The conference room was equipped with a television screen displaying in real time the number of COVID-19 cases reported throughout the country. But as the meeting began on March 19, 2020, the screen reported no deaths in Oklahoma.
Senior Chief David Hill watched the data roll by as he met with an emergency task force to plan the Muscogee Nation’s response to the approaching pandemic. And he remembers when the state number went from zero to one.
“I still have a picture of it,” Hill said. “I think we all wondered how high that number would end up getting.”
When the current chiefs were young men, the three main tribes in the Tulsa area would have played a minimal role in handling such a huge crisis, especially outside of their own populations. Chief Chuck Hoskin Jr., for example, remembers when the Cherokee Nation bought an RV to provide health care services to rural communities, which seemed like a huge investment at the time.
Today, the Cherokees operate the nation’s largest tribal health system with an annual budget of $924 million. And the Muscogee Nation invested $40 million this year to purchase a hospital building in south Tulsa, where it opened a COVID treatment clinic not just for tribal citizens but for all Tulsa residents.

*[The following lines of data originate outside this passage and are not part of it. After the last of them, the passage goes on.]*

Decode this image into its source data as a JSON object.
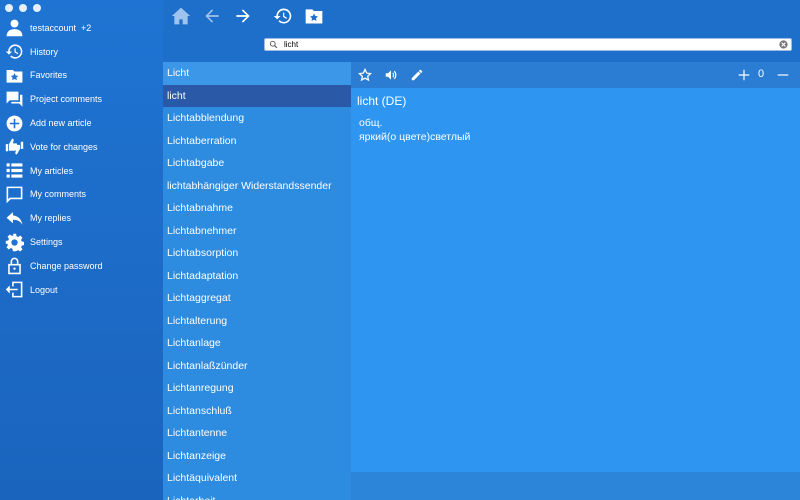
{
  "sidebar": {
    "items": [
      {
        "label": "testaccount",
        "extra": "+2",
        "icon": "user-icon"
      },
      {
        "label": "History",
        "icon": "history-icon"
      },
      {
        "label": "Favorites",
        "icon": "favorites-icon"
      },
      {
        "label": "Project comments",
        "icon": "comments-icon"
      },
      {
        "label": "Add new article",
        "icon": "add-circle-icon"
      },
      {
        "label": "Vote for changes",
        "icon": "thumbs-icon"
      },
      {
        "label": "My articles",
        "icon": "list-icon"
      },
      {
        "label": "My comments",
        "icon": "comment-icon"
      },
      {
        "label": "My replies",
        "icon": "reply-icon"
      },
      {
        "label": "Settings",
        "icon": "gear-icon"
      },
      {
        "label": "Change password",
        "icon": "lock-icon"
      },
      {
        "label": "Logout",
        "icon": "logout-icon"
      }
    ]
  },
  "search": {
    "value": "licht"
  },
  "words": [
    "Licht",
    "licht",
    "Lichtabblendung",
    "Lichtaberration",
    "Lichtabgabe",
    "lichtabhängiger Widerstandssender",
    "Lichtabnahme",
    "Lichtabnehmer",
    "Lichtabsorption",
    "Lichtadaptation",
    "Lichtaggregat",
    "Lichtalterung",
    "Lichtanlage",
    "Lichtanlaßzünder",
    "Lichtanregung",
    "Lichtanschluß",
    "Lichtantenne",
    "Lichtanzeige",
    "Lichtäquivalent",
    "Lichtarbeit"
  ],
  "article": {
    "title": "licht (DE)",
    "lines": [
      "общ.",
      "яркий(о цвете)светлый"
    ],
    "counter": "0"
  },
  "colors": {
    "sidebar": "#1f74d3",
    "list": "#2d8be0",
    "selected": "#2a5aa7",
    "article": "#2e95f0"
  }
}
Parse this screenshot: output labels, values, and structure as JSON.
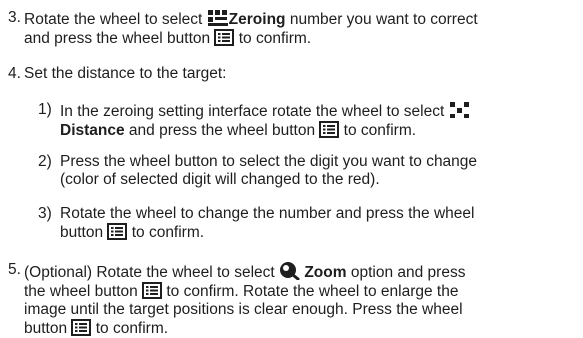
{
  "step3": {
    "number": "3.",
    "line1_a": "Rotate the wheel to select ",
    "line1_bold": "Zeroing",
    "line1_b": " number you want to correct",
    "line2_a": "and press the wheel button ",
    "line2_b": " to confirm."
  },
  "step4": {
    "number": "4.",
    "text": "Set the distance to the target:",
    "sub1": {
      "number": "1)",
      "line1": "In the zeroing setting interface rotate the wheel to select ",
      "line2_bold": "Distance",
      "line2_a": " and press the wheel button ",
      "line2_b": " to confirm."
    },
    "sub2": {
      "number": "2)",
      "line1": "Press the wheel button to select the digit you want to change",
      "line2": "(color of selected digit will changed to the red)."
    },
    "sub3": {
      "number": "3)",
      "line1": "Rotate the wheel to change the number and press the wheel",
      "line2_a": "button ",
      "line2_b": " to confirm."
    }
  },
  "step5": {
    "number": "5.",
    "line1_a": "(Optional) Rotate the wheel to select ",
    "line1_bold": "Zoom",
    "line1_b": " option and press",
    "line2_a": "the wheel button ",
    "line2_b": " to confirm. Rotate the wheel to enlarge the",
    "line3": "image until the target positions is clear enough. Press the wheel",
    "line4_a": "button ",
    "line4_b": " to confirm."
  },
  "icons": {
    "zeroing": "zeroing-icon",
    "distance": "distance-icon",
    "menu_button": "menu-button-icon",
    "zoom": "zoom-icon"
  },
  "colors": {
    "text": "#1e1e1e",
    "icon": "#1e1e1e"
  }
}
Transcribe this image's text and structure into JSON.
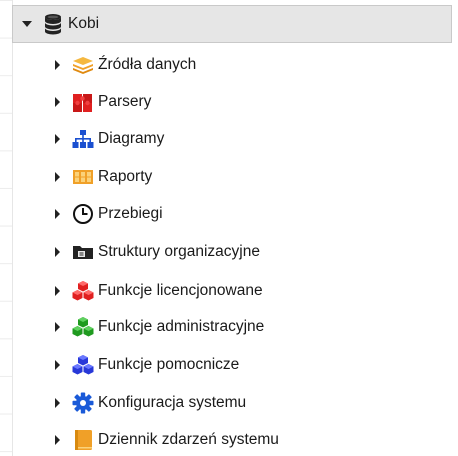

If there was any doubt before the pandemic, COVID-19 made it clear that the three tribes – Cherokee, Muscogee and Osage – now play a major role in shaping public policy in northeast Oklahoma. . And as vaccines have become widely available this year, tribes have become indispensable partners with state and county governments in distributing vaccines.